═══ Input data

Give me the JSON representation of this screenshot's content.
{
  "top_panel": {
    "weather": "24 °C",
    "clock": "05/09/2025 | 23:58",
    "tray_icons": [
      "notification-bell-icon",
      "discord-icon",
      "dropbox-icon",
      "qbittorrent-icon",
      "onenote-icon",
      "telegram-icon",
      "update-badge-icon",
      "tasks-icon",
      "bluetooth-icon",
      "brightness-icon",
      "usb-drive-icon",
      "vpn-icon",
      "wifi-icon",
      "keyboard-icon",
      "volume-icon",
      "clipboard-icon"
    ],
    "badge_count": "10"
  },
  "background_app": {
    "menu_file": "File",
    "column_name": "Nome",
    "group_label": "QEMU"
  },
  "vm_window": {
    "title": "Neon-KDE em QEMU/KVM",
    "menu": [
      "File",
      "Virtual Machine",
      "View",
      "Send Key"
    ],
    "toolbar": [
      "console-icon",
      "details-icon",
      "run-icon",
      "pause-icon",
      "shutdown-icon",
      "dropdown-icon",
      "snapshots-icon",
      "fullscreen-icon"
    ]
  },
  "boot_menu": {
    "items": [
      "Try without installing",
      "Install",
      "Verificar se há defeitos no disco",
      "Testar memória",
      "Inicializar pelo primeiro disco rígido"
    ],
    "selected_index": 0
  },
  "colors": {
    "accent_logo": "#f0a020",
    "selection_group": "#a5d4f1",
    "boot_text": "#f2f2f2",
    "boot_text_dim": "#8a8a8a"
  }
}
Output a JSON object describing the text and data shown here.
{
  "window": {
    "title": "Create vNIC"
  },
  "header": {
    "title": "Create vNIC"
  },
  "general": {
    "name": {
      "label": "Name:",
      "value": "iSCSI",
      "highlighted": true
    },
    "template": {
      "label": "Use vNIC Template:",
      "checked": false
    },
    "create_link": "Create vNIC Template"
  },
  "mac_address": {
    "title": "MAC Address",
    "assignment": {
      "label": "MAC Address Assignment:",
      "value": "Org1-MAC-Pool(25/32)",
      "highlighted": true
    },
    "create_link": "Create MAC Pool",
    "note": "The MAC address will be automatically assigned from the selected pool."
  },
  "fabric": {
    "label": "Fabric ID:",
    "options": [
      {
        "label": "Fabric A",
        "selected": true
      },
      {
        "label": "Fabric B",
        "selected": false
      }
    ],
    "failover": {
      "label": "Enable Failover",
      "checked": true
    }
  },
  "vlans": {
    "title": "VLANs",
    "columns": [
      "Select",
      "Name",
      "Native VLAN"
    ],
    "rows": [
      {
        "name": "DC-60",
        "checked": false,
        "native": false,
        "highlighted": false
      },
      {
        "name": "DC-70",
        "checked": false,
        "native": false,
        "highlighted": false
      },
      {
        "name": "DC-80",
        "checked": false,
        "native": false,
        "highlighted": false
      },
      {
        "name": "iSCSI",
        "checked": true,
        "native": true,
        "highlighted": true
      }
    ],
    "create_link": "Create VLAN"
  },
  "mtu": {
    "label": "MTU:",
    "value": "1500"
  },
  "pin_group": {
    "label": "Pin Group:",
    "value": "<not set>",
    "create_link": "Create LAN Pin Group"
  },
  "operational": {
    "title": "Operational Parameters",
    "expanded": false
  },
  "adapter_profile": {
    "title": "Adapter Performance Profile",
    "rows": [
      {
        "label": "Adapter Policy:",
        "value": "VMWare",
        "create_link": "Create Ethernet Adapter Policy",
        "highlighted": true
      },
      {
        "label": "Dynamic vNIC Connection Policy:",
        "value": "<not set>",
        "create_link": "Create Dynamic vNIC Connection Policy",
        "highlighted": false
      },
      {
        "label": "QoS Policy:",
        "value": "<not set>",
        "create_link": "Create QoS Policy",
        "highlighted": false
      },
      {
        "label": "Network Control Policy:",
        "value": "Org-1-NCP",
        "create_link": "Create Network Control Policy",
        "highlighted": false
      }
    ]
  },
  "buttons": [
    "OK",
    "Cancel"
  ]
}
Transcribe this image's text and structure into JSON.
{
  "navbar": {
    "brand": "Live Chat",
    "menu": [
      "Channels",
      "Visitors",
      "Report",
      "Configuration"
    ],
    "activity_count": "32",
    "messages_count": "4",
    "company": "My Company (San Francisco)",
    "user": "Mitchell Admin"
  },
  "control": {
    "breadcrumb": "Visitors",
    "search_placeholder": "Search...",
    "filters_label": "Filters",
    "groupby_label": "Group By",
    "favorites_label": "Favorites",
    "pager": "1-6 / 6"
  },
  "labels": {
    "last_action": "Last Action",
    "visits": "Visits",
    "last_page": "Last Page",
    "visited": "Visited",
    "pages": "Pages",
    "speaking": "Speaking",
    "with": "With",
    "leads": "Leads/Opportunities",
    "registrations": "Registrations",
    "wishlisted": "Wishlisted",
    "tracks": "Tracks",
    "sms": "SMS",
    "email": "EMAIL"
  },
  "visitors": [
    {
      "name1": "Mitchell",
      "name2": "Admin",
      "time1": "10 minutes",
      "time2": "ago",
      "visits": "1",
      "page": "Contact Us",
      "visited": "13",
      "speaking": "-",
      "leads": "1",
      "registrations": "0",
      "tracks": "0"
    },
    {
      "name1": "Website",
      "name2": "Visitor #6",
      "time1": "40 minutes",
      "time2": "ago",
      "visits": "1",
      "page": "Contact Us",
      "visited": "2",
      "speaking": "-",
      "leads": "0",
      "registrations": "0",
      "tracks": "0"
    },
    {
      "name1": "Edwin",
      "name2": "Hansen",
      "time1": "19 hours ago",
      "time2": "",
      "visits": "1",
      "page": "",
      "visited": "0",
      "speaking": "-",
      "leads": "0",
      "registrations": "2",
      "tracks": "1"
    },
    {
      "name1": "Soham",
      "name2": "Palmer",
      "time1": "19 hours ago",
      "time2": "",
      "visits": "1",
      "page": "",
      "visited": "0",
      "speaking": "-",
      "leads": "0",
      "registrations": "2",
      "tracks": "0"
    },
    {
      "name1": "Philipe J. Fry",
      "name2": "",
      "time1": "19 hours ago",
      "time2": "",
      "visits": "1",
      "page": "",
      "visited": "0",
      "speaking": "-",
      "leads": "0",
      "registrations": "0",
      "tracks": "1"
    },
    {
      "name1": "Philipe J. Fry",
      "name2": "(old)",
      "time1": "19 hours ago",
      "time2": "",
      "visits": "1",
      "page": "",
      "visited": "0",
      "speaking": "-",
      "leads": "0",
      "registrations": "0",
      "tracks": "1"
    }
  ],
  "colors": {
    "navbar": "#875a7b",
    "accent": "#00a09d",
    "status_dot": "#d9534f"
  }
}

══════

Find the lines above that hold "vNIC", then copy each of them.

    "title": "Create vNIC"
    "title": "Create vNIC"
      "label": "Use vNIC Template:",
    "create_link": "Create vNIC Template"
        "label": "Dynamic vNIC Connection Policy:",
        "create_link": "Create Dynamic vNIC Connection Policy",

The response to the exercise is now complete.